This album that I ordered was initially marked up as unavailable when I first ordered it, so in my infinite wisdom I ordered it again thinking I had ordered it from another company but stupidly I had not and forgot to cancel the first one, so now I have two!! Saying all that now it means I can have one in the house and one in the car. This is a brilliant album and I am a Massive Attack fan so must say as it was purchased to replace the one that was stolen from me a long time ago, I was thrilled to have TWO back in my possession! Great chilling music!!

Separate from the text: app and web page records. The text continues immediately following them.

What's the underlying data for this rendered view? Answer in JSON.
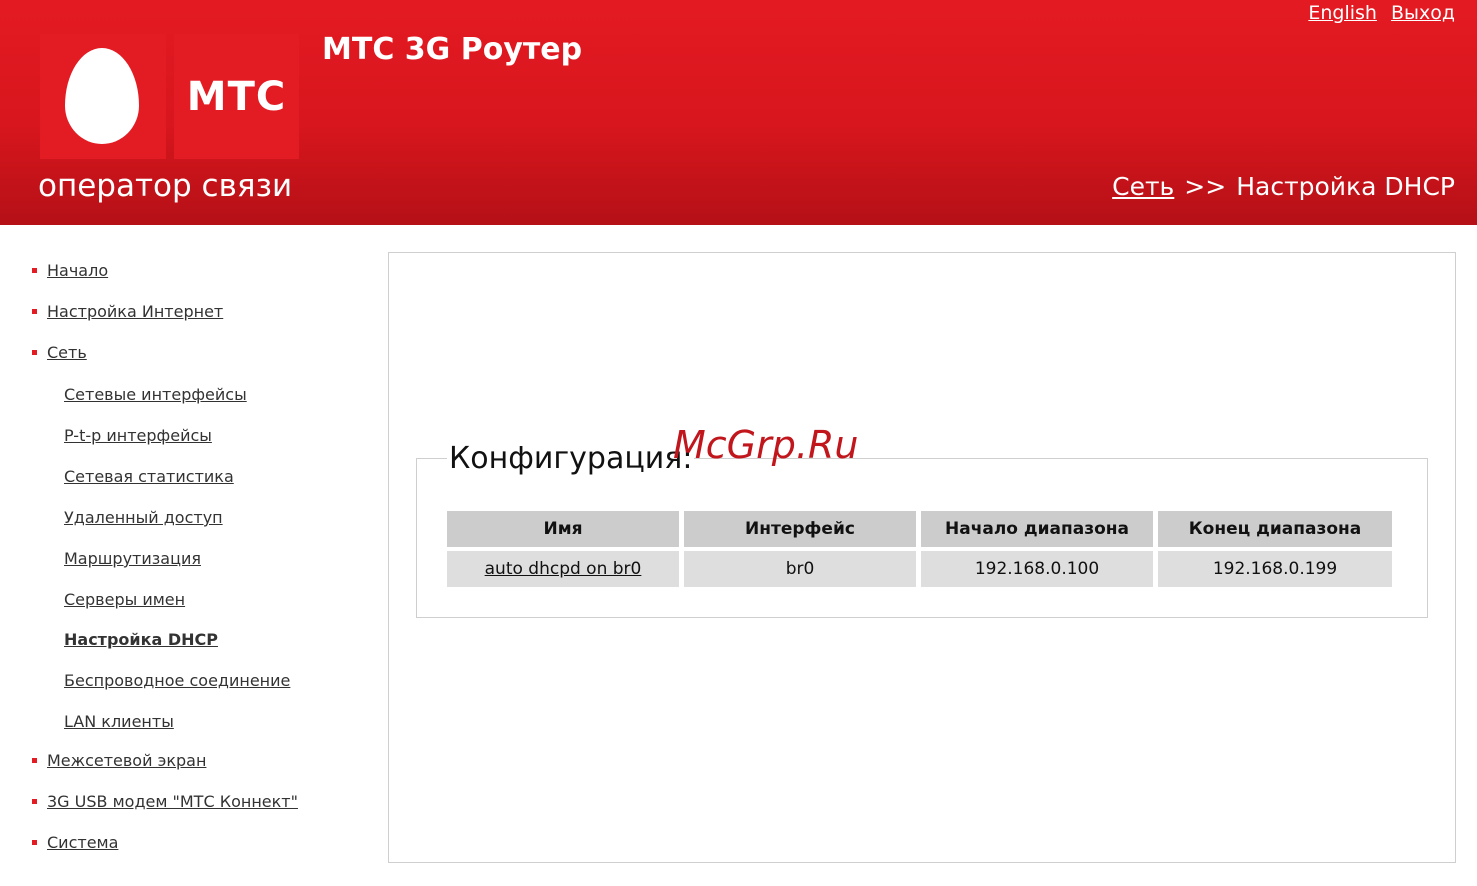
{
  "header": {
    "logo_text": "МТС",
    "tagline": "оператор связи",
    "app_title": "МТС 3G Роутер",
    "links": {
      "english": "English",
      "logout": "Выход"
    },
    "breadcrumb": {
      "parent": "Сеть",
      "separator": ">>",
      "current": "Настройка DHCP"
    }
  },
  "sidebar": {
    "items": [
      {
        "label": "Начало"
      },
      {
        "label": "Настройка Интернет"
      },
      {
        "label": "Сеть"
      },
      {
        "label": "Межсетевой экран"
      },
      {
        "label": "3G USB модем \"МТС Коннект\""
      },
      {
        "label": "Система"
      }
    ],
    "subitems": [
      {
        "label": "Сетевые интерфейсы"
      },
      {
        "label": "P-t-p интерфейсы"
      },
      {
        "label": "Сетевая статистика"
      },
      {
        "label": "Удаленный доступ"
      },
      {
        "label": "Маршрутизация"
      },
      {
        "label": "Серверы имен"
      },
      {
        "label": "Настройка DHCP"
      },
      {
        "label": "Беспроводное соединение"
      },
      {
        "label": "LAN клиенты"
      }
    ]
  },
  "main": {
    "section_title": "Конфигурация:",
    "watermark": "McGrp.Ru",
    "table": {
      "headers": [
        "Имя",
        "Интерфейс",
        "Начало диапазона",
        "Конец диапазона"
      ],
      "rows": [
        [
          "auto dhcpd on br0",
          "br0",
          "192.168.0.100",
          "192.168.0.199"
        ]
      ]
    }
  },
  "colors": {
    "brand_red": "#e31b23",
    "header_dark_red": "#b51017"
  }
}
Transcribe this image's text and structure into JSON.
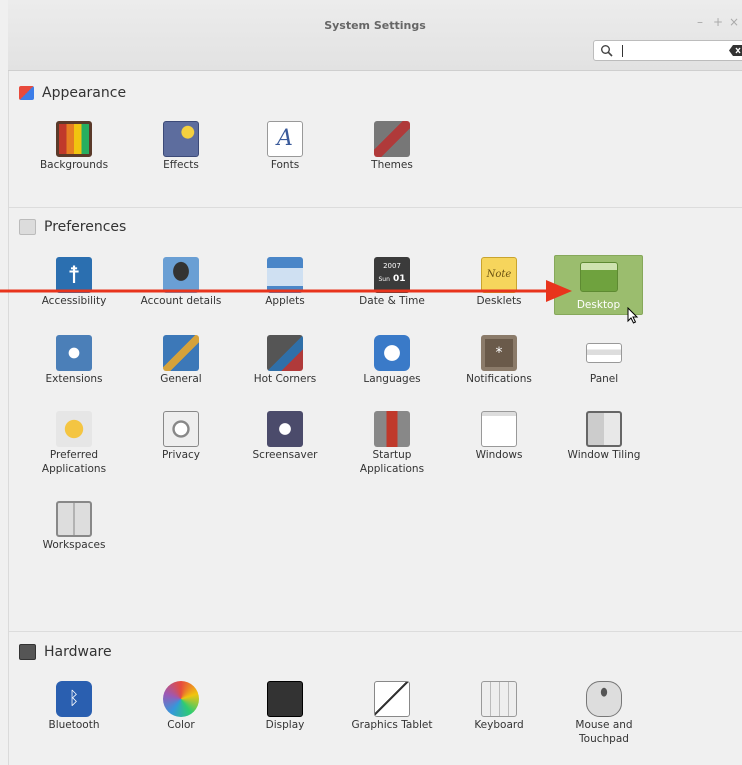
{
  "window": {
    "title": "System Settings",
    "minimize": "–",
    "maximize": "+",
    "close": "×"
  },
  "search": {
    "value": ""
  },
  "sections": {
    "appearance": {
      "title": "Appearance",
      "items": [
        "Backgrounds",
        "Effects",
        "Fonts",
        "Themes"
      ]
    },
    "preferences": {
      "title": "Preferences",
      "items": [
        "Accessibility",
        "Account details",
        "Applets",
        "Date & Time",
        "Desklets",
        "Desktop",
        "Extensions",
        "General",
        "Hot Corners",
        "Languages",
        "Notifications",
        "Panel",
        "Preferred Applications",
        "Privacy",
        "Screensaver",
        "Startup Applications",
        "Windows",
        "Window Tiling",
        "Workspaces"
      ],
      "selected": "Desktop"
    },
    "hardware": {
      "title": "Hardware",
      "items": [
        "Bluetooth",
        "Color",
        "Display",
        "Graphics Tablet",
        "Keyboard",
        "Mouse and Touchpad"
      ]
    }
  },
  "icons": {
    "date_year": "2007",
    "date_day": "01",
    "date_weekday": "Sun",
    "desklet_sign": "Note"
  },
  "colors": {
    "selection": "#9bbd6e",
    "annotation_arrow": "#e8341c"
  }
}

Should i ever be asked to name the album i consider to be the most influential in the history of music( given that i have,nt heard every album in the history of music) i would plump for Massive Attacks 1991 debut album Blue Lines. Trip hop years before the term became synonymous with ....well anything , it triggered a shift in dance and electronic music to what the music critic Simon Reynolds called "a more meditational sound " running ( or maybe loping ) at lower tempo,s . The band merged black music influences like hip -hop , reggae and soul but allied them to the more ambitious prog aspects of bands like Pink Floyd and King Crimson( without the middle class patina) and the savvy dub tones of Public Image. The music is infused with an empirical funkiness but is also emotionally charged .It combines the thrill and life of dance music with the visceral gut wrenching power of great pop or rock music .Jesus, no wonder Blue Lines is so revered. Several tracks are illuminated by the sky-scraping vocals of Shara Nelson( who gives a lesson in how to sing big ballads that your Mariah,s Leona,s and Celines should be taking notice off .Incidentally her debut solo album is well worth investigating too) Most notable amongst these is the incredible "Unfinished Sympathy" -frequently gushed about as one of the best songs of all time , mainly because it is one of the best songs of all time. With it,s iconic video of Shara Nelson wandering through the streets of L.A. and the sampled "Hey , hey, hey" of the Mahavishnu Orchestra, this is one of those precious songs that straddles genre specifics effortlessly.It,s a smooth laidback dance track sure but it has the inexorable emotional pull of any great piece of pop, rock or classical music. It remains one of the most timeless and wondrous five minutes in music history. Not that this song is the only moment of brilliance on Blue Lines. The grumbling bass line that underpins another Nelson vocal on "Safe From Harm" , the dub influenced paranoid beats of "Five Man Army " , the gliding soulful tones of "Be Thankful For What You Got" ,the cleverly arranged rapping on the title track ( featuring Tricky ) the glorious "Daydreaming" " ( Shara Nelson again ) or the hypnotic aptly circuitous Hymn Of The Big Wheel " ( featuring Horace Andy who also guests on "One Love") -all these songs contribute hugely to a influential cohesive work impeccably arranged by Neneh Cherry who is also acknowledged by the band as being a major driving force behind the recording . Is it possible to overstate how important this album was in developing a new direction for dance music and melding together a new collage of sounds? Probably not. Even putting that aside though Blue Lines is an incredible album , even more so given that it is Massive Attacks debut. It oozes confidence , class and almost effortless talent . Astonishingly they were to match it withProtection . It,s no wonder Blue Lines appears regularly in those greatest albums of all time lists. Most pertinently , unlike a lot of albums in those lists, it fully merits it,s place.